What to work on: As you look over the data below, please find each line where the word "title" appears, then copy it.

Given data:

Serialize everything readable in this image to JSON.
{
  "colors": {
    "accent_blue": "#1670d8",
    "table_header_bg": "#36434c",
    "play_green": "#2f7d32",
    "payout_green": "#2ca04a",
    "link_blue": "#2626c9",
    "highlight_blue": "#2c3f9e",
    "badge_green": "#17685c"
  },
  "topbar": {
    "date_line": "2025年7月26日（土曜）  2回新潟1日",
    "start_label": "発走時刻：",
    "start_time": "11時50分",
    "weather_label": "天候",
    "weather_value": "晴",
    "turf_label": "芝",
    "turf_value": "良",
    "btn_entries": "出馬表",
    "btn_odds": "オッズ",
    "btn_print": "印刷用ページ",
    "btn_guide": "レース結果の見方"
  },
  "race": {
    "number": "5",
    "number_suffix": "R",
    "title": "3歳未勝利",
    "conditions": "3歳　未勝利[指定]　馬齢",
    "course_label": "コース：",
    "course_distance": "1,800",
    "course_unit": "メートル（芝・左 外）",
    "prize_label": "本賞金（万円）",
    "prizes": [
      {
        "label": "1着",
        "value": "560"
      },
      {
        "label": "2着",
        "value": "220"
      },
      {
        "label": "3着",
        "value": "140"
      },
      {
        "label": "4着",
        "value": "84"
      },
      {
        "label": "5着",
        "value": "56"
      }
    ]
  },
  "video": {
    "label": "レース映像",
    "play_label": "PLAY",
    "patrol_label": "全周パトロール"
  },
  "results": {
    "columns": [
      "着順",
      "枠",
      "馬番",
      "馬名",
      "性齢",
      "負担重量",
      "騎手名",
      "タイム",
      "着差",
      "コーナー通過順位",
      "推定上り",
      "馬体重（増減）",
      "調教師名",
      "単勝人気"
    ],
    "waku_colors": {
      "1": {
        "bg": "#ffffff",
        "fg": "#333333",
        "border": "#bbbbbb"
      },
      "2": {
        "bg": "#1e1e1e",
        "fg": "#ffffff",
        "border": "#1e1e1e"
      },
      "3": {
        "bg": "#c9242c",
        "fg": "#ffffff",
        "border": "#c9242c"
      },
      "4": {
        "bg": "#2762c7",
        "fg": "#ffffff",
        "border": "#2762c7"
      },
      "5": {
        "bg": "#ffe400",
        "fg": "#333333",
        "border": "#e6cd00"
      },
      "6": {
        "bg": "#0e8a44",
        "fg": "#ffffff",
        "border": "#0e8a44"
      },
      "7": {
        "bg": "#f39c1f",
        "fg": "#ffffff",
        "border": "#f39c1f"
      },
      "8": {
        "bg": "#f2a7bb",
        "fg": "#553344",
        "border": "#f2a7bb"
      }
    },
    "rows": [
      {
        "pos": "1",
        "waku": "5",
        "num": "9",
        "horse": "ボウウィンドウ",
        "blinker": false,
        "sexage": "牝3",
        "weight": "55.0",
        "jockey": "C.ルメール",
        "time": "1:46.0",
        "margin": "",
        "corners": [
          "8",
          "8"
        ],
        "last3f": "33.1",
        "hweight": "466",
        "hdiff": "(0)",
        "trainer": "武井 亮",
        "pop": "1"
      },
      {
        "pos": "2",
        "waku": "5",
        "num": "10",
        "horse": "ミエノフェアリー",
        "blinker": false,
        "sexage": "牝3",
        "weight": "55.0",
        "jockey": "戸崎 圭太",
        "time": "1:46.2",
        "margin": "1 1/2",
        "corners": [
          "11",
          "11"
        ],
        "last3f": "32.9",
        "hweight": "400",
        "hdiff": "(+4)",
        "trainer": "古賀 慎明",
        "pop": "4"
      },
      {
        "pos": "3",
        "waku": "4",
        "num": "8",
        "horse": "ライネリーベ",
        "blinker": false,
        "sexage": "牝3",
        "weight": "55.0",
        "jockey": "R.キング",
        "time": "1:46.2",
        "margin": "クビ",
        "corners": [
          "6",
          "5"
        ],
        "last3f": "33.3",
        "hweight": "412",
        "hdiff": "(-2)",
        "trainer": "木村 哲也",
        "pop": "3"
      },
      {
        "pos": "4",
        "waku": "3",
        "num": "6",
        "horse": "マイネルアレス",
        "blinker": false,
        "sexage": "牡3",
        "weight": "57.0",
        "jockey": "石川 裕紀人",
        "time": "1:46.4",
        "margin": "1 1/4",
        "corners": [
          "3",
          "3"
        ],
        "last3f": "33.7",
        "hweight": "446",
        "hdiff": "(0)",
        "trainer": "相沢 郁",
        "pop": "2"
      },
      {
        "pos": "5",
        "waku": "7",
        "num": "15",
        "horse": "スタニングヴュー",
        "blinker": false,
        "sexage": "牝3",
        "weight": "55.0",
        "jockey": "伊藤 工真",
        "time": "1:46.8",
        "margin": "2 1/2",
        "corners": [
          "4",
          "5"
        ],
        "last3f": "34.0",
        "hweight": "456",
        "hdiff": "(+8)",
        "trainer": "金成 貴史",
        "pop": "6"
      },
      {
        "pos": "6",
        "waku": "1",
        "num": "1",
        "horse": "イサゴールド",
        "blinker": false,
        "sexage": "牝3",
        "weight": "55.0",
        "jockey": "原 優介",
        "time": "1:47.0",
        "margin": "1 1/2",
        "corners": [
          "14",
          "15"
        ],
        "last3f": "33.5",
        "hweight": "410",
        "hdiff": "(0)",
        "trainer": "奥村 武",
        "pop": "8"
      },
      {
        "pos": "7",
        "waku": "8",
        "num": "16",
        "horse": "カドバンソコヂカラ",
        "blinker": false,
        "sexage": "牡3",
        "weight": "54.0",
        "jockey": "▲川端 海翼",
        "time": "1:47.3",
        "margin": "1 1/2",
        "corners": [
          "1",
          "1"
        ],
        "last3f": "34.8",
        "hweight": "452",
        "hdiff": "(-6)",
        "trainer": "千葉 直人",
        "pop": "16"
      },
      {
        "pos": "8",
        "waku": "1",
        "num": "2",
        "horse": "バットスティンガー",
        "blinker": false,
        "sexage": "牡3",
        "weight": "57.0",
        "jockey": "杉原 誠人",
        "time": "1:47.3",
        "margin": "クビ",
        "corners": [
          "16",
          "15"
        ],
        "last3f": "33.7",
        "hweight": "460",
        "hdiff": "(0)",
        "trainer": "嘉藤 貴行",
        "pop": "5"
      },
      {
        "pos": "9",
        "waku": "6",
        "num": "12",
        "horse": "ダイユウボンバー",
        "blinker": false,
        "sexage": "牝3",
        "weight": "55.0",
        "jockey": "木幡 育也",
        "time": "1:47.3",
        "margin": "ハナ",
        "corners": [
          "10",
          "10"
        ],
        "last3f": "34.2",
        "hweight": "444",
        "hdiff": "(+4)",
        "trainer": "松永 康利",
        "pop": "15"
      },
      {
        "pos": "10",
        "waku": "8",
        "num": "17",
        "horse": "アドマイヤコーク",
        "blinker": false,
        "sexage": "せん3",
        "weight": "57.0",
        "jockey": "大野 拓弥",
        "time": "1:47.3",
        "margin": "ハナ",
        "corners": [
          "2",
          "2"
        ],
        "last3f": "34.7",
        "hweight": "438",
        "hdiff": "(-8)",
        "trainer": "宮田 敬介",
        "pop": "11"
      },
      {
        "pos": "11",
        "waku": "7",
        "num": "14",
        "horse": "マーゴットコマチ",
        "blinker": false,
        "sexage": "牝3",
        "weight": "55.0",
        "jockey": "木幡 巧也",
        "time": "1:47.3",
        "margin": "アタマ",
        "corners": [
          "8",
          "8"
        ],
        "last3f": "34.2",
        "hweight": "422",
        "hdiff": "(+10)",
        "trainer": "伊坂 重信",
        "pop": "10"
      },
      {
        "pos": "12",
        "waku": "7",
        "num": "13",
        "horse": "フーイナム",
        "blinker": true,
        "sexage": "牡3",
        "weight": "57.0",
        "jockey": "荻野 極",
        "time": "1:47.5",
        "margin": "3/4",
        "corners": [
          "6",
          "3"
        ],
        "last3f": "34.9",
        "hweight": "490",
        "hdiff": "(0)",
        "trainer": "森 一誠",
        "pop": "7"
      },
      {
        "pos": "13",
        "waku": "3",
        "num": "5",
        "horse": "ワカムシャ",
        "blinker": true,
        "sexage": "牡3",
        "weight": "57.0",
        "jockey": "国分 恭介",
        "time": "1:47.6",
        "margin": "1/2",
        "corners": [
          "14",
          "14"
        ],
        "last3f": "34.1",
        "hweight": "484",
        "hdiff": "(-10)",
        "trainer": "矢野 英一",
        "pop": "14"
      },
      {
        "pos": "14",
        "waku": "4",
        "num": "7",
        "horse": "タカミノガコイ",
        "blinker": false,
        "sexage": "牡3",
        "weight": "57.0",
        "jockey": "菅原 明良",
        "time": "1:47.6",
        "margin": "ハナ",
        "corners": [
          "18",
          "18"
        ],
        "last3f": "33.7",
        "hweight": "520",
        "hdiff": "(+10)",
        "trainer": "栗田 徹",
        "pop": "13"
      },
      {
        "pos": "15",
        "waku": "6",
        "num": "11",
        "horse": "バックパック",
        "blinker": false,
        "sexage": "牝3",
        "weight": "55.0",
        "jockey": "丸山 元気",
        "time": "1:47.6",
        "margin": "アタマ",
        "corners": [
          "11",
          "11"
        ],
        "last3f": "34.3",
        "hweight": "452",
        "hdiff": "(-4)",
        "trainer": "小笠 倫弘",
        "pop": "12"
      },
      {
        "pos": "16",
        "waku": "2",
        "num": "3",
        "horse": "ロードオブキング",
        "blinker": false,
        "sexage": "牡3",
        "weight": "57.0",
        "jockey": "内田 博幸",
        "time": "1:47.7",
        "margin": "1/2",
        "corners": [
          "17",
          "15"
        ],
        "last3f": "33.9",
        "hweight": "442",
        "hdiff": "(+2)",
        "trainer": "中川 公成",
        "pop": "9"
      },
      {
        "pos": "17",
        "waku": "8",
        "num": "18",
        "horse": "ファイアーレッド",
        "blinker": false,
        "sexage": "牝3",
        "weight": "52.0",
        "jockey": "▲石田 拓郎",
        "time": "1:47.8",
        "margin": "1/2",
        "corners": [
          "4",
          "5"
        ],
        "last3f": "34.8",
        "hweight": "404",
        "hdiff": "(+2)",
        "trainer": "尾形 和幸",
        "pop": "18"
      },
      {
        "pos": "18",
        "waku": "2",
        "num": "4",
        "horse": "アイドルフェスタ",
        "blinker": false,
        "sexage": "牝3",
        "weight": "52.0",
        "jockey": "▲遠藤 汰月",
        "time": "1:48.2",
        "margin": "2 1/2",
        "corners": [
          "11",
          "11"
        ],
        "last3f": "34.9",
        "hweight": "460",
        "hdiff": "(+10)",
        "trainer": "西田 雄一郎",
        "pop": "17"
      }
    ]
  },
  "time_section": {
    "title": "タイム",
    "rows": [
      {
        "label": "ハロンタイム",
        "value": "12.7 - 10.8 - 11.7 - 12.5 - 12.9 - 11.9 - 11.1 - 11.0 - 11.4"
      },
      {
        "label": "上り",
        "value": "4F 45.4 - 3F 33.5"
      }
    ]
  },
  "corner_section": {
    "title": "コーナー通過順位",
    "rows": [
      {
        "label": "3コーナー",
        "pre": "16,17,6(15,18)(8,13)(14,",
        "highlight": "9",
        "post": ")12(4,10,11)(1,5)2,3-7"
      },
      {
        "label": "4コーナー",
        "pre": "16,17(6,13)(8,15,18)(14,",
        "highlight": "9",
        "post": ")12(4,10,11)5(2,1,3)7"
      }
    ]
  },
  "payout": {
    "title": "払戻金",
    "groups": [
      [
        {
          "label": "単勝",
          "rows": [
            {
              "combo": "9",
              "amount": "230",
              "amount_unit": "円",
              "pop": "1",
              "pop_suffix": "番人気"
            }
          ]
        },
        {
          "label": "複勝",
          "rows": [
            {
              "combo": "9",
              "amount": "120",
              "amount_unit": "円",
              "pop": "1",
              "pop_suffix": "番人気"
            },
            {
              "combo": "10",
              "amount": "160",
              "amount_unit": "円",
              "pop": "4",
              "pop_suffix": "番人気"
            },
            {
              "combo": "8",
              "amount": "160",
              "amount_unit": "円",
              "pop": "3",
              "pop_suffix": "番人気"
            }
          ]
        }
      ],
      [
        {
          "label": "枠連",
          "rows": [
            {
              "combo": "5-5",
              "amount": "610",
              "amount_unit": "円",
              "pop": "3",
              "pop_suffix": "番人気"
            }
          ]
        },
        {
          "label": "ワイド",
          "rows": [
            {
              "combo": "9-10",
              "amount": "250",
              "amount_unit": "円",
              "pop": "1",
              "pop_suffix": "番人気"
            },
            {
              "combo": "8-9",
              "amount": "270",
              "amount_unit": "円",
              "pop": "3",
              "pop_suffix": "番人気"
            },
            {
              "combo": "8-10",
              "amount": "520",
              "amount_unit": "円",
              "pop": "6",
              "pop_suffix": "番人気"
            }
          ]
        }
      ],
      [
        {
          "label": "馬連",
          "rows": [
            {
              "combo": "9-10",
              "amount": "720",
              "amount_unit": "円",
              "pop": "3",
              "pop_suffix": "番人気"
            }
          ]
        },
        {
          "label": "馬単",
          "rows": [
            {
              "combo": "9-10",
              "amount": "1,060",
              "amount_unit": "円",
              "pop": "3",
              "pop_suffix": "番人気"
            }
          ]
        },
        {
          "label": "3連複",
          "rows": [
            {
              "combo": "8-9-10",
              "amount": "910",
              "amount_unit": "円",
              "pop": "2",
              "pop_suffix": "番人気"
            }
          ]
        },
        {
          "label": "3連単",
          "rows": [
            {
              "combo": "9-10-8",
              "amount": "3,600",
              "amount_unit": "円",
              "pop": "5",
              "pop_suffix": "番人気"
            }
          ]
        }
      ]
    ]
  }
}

Answer to the exercise:
    "title": "3歳未勝利",
    "title": "タイム",
    "title": "コーナー通過順位",
    "title": "払戻金",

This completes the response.